I feel blest to have been able to read an “advance reader’s copy” of this next book by a favorite author of mine. The book will come out in October (you can pre-order it here).
I have long been a fan of Barbara Kingsolver. Her novel Flight Behavior was reviewed here on this blog, as was The Lacuna (reviewed by me here) that I didn’t like as much. However, one of my favorite novels of all time was her book Prodigal Summer. I really liked this new one too, although I liked both Flight Behavior and Prodigal Summer better. Even though I don’t think this one is her best, I still give it five stars. It is certainly of this present moment, more than anything else I’ve read in a long time.
This author weaves “the issues of the day” into her writing, which is why I like it. I also happen to agree with her world view and her politics, which include concern about global warming and an urgent need to make different choices for sustainability. This new book is set as the current president was running for office, and discusses how the mass populace has been “sheltered” from the facts of the dire global situation.
She writes this novel from two perspectives, contemporary times in a falling apart house– which is an analogy for the state of the world– and 145 years earlier with a former inhabitant of the same crumbling address. All those years ago Thatcher Greenwood, the local science teacher, befriends his neighbor Mary Treat who is a scientist collaborator and corespondent of Charles Darwin’s. Similar to today when we seem unable or unwilling to face the facts of scientific discovery, no one wants to believe in the theory of evolution.
This is a novel, and there is a story here on multiple levels, with a plot and conclusion. The content does not ring preachy; issues come up as they would in conversation, but come out of the mouths of characters who you understand would be saying those things. Her metaphorical parallels and poetic brilliance are there for those who want to recognize it, but do not hijack the storyline.
Here are some bits in the book to give you a taste:
- “Zeke embodied the contradiction of his generation: jaded about the fate of the world, idealistic about personal prospects.”
- “Your charge is to lead them out of doors. Teach them to see evidence for themselves, and not to fear it.”
- “…complexity gives way to the simple.”
- “Beautiful people like to claim looks didn’t matter, while throwing that currency around like novice bank robbers.”
- “A mother’s unfulfilled ambitions lie heaviest on her daughters.”
- “Willa contented herself with the personable pines. They wore their rough bark like crocodile hide and held their needles upright like tasselly hands on long, curved arms, like Dr. Seuss creatures offering some warning chorus everyone needed to hear.”
- “The guys in charge of everything right now are so old. They really are, Mom. Older than you. They figured out the meaning of life in, I guess, the nineteen fifties and sixties. When it looked like there would always be plenty of everything. And they’re applying that to now. It’s just so ridiculous.”

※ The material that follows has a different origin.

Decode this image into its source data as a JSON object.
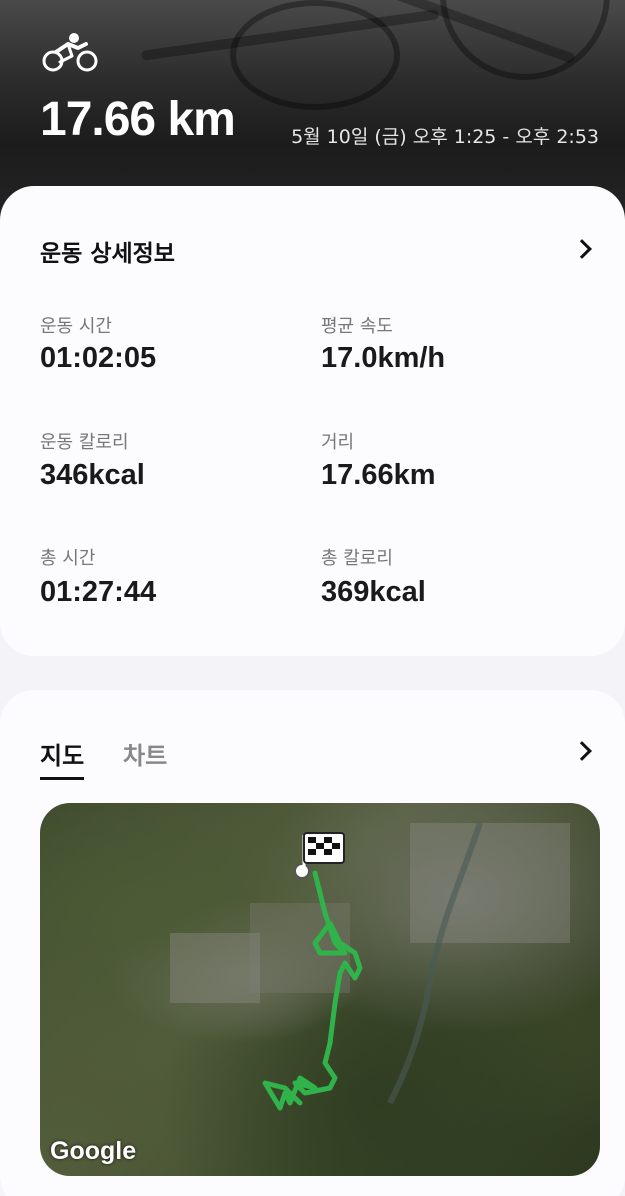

- “…the secret of happiness is low expectations.”
- “You and Dad did your best. But all the rules have changed and its hard to watch people keep carrying on just the same, like it’s business as usual.”
- “One percent of the brotherhood has their hands on most of the bread. They own the country, their god is the free market, and most people are so horrified they won’t even question the system. If it makes a profit, that’s the definition of good. If it grows, you have to stand back and let it. The free market has exactly the same morality as a cancer cell.”
Taking a stand for what is right comes with a cost, but not doing so comes with a larger one. Both inhabitants of the untenable house, both then and now, have to learn this. Becoming “unsheltered” in the end is likened to thriving as a redwood tree, free to grow in the fresh air of authenticity and survival, which is not a terrible thing to be avoided.
This book does make me wonder what is the purpose of doing art in a world where people need to streamline belongings, don’t have wall space, and the great museums of the world will be under water. How are my pastels going to fare in the cataclysmic weather extremes to be expected? In a future world of barter and scarcity, maybe art will become currency, similar to how the navaho rug did in this book. Christian Science, on the other hand, can rear its head as more practical, accessible, and necessary than ever in these future times, when help will be sorely needed and material solutions lacking.
Anyway, I recommend reading this book when it comes out. We all need to deeply hear the message here. And I recommend reading it when you have time afterwards to go through old boxes and get rid of stuff. Because by the end of this book, you’ll want to. And that’s not an urge that I get that often, so chalk it up to effective, truthful writing.